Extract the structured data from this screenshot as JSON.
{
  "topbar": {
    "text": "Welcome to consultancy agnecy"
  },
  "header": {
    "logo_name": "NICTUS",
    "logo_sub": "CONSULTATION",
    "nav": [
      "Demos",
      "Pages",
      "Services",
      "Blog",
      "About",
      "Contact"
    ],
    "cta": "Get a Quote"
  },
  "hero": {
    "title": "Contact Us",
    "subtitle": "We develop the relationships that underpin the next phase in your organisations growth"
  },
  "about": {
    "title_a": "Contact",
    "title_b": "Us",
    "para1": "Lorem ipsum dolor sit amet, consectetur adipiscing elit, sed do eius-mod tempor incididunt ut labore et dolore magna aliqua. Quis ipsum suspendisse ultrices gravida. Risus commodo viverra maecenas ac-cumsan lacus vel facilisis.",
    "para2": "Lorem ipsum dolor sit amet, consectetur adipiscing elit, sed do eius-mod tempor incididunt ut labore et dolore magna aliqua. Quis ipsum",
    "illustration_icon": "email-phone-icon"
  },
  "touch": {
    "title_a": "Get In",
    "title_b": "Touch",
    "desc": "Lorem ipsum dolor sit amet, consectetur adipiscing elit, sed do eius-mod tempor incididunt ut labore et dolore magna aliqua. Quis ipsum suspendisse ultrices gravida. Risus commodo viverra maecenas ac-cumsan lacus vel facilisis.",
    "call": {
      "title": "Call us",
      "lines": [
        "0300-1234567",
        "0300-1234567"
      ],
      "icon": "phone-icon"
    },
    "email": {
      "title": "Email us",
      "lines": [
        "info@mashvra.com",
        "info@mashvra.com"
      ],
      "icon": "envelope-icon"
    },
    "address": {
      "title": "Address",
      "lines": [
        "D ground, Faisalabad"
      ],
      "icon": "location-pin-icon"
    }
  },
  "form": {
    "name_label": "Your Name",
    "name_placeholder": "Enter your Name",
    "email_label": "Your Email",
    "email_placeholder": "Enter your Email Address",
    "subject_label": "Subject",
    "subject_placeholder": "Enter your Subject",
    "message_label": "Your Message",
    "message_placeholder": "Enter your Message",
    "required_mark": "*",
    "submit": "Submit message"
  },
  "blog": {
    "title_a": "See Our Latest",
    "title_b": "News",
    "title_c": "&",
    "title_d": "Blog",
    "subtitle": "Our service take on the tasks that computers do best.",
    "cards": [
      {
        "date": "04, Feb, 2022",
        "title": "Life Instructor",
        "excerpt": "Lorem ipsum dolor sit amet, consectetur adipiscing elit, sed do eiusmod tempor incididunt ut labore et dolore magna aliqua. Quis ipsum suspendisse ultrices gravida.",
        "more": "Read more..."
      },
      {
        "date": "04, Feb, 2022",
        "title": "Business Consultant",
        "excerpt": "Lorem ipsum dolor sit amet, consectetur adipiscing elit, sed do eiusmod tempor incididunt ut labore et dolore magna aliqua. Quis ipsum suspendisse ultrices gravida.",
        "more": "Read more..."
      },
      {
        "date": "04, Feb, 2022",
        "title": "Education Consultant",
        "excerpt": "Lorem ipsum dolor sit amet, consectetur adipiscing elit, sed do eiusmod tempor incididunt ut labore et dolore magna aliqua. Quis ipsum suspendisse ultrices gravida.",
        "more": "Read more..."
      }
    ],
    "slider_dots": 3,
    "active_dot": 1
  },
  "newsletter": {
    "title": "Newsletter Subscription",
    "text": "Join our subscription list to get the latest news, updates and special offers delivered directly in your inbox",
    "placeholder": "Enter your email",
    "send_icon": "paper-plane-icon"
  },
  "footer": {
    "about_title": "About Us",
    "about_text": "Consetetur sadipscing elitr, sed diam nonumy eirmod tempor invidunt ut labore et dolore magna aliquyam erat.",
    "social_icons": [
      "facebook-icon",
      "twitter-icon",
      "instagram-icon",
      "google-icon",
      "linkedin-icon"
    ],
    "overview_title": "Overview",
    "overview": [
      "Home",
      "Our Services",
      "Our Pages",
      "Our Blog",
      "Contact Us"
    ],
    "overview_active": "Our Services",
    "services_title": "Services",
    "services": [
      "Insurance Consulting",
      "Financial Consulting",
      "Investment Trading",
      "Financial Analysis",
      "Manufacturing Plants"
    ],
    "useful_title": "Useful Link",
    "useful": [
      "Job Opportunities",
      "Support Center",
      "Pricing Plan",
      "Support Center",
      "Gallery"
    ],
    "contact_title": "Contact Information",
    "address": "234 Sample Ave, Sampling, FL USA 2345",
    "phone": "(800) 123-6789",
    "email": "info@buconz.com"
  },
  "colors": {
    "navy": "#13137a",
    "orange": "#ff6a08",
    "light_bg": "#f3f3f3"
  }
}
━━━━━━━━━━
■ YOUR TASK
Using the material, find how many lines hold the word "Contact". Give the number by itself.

■ EXPECTED ANSWER
5